HIV pharmacist Ghadeer Muqbill leads a pharmacy service at St George’s University Hospital NHS Foundation Trust in south London for patients with HIV and other infectious diseases.
What is your role and how did you get there?
Although I had a lot of experience working in community pharmacy during university, I decided to pursue a career in hospital pharmacy. I completed my preregistration training at West Middlesex University Hospital — an acute district hospital in west London.
Soon after completing my training, I was adamant I wanted to continue working at a teaching hospital and so I moved to St Mary’s Hospital in Paddington, part of Imperial College Healthcare. There I successfully completed a clinical diploma in general pharmacy practice, which gave me the skills I needed to move to a senior rotational pharmacist position at St George’s University Hospital NHS Foundation Trust — one of the UK’s largest teaching hospitals. This led to my current role as principal lead in HIV and infectious disease.
What responsibilities do you have as part of your role?
My prime responsibility is to lead a pharmacy service for both patients and healthcare professionals within HIV, infectious disease and genitourinary medicine. The clinical aspect of my role includes ensuring prescriptions for antiretroviral medicines are safe and clinically appropriate for patients in line with guidelines and evidence. I go on specialist ward rounds on the infectious disease ward to review various sick patients and I am also part of the antiretroviral multidisciplinary meeting where we discuss complex patients. The peripheral duties that govern the running of this service are endless, but generally include medicines management, financial drug reporting, staff management and training.
Looking after paediatric HIV patients involves providing treatment advice to a cohort of 100 children and adolescents. In addition to this, I am involved in making recommendations for prevention of mother-to-child transmission, by providing appropriate antiretroviral therapy to mothers and infants during pregnancy, labour and the postnatal period.
Why did you decide to specialise in HIV and infectious diseases?
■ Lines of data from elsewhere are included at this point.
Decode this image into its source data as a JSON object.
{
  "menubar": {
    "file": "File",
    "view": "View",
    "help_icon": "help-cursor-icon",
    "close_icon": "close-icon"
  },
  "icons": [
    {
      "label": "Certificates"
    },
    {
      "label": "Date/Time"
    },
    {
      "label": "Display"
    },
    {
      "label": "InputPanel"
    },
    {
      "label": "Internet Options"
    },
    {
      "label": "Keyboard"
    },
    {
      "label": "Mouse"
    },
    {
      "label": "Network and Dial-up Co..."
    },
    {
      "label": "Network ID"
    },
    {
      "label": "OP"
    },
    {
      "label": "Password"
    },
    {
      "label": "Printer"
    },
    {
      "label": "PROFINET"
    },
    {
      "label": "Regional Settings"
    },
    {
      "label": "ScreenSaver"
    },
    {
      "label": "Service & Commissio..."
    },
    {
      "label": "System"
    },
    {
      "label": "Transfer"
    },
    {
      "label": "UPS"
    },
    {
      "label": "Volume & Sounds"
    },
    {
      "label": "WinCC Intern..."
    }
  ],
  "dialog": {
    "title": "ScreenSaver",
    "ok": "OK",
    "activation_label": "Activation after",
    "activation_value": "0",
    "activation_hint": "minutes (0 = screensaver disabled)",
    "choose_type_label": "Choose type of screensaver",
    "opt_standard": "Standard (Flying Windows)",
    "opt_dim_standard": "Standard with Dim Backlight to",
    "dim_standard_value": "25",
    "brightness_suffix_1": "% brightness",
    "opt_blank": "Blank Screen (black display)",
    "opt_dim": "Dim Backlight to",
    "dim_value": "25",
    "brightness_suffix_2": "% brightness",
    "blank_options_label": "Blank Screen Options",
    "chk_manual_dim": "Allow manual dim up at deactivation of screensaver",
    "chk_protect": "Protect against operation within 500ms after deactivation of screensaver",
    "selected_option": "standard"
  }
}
What attracted me most to specialising in HIV and infectious diseases is the dynamic nature of the specialty and the prospect of novel therapeutics. Patients are diverse and their ability to cope with different challenges in their lives is inspirational. Many have overcome extreme adversity in their health and personal lives. As an integrated and respected member of the multidisciplinary team, I find that the contribution of the HIV pharmacist is invaluable to the management of patient care within HIV and infectious diseases.
In my role, I have the autonomy to make decisions about patients’ treatments to the same extent as other members of the multidisciplinary team, for example, I might recommend changes to treatment secondary to toxicity or to manage drug interactions.
What do you find interesting and rewarding about your role?
I find myself learning something new every day. This includes understanding HIV resistance and how the virus rapidly evolves, managing virological failures (when antiretroviral therapy fails to suppress and sustain a person’s viral load to less than 200 copies/ml), and constructing novel antiretroviral therapy. I also absorb new knowledge from research trials or named patient programmes.
Being a member of the HIV Pharmacy Association provides networking opportunities and regular attendance at academic meetings, workshops, and conferences helps keep me up to date.
I make a difference every day, especially during adherence clinics. Patients are seen in a pharmacy-led adherence clinic prior starting or switching treatment, post-ward discharge, or if they have any adherence issues. HIV treatment is lifelong and adhering to therapy is essential for sustaining viral suppression, and so these clinics gives you the opportunity to ensure any barriers or concerns are overcome and that patients make the most effective use of their medicines.
Why do you think it is important for pharmacists in particular to get involved in the care of patients with HIV?
HIV is a disease for which treatment is entirely drug-based. Pharmacists play a vital role in educating patients about lifelong treatment and advising healthcare professionals on how to manage potential drug interactions. Pharmacists across primary and secondary care can help increase awareness of HIV prevention among patients and healthcare profession.
What are your career goals for the future?
My next step is to start the non-medical prescribing course. I intend to use this qualification within infectious diseases to optimise patient care. My long-term goal for the future is to work abroad to share my expert skills and knowledge in less fortunate areas.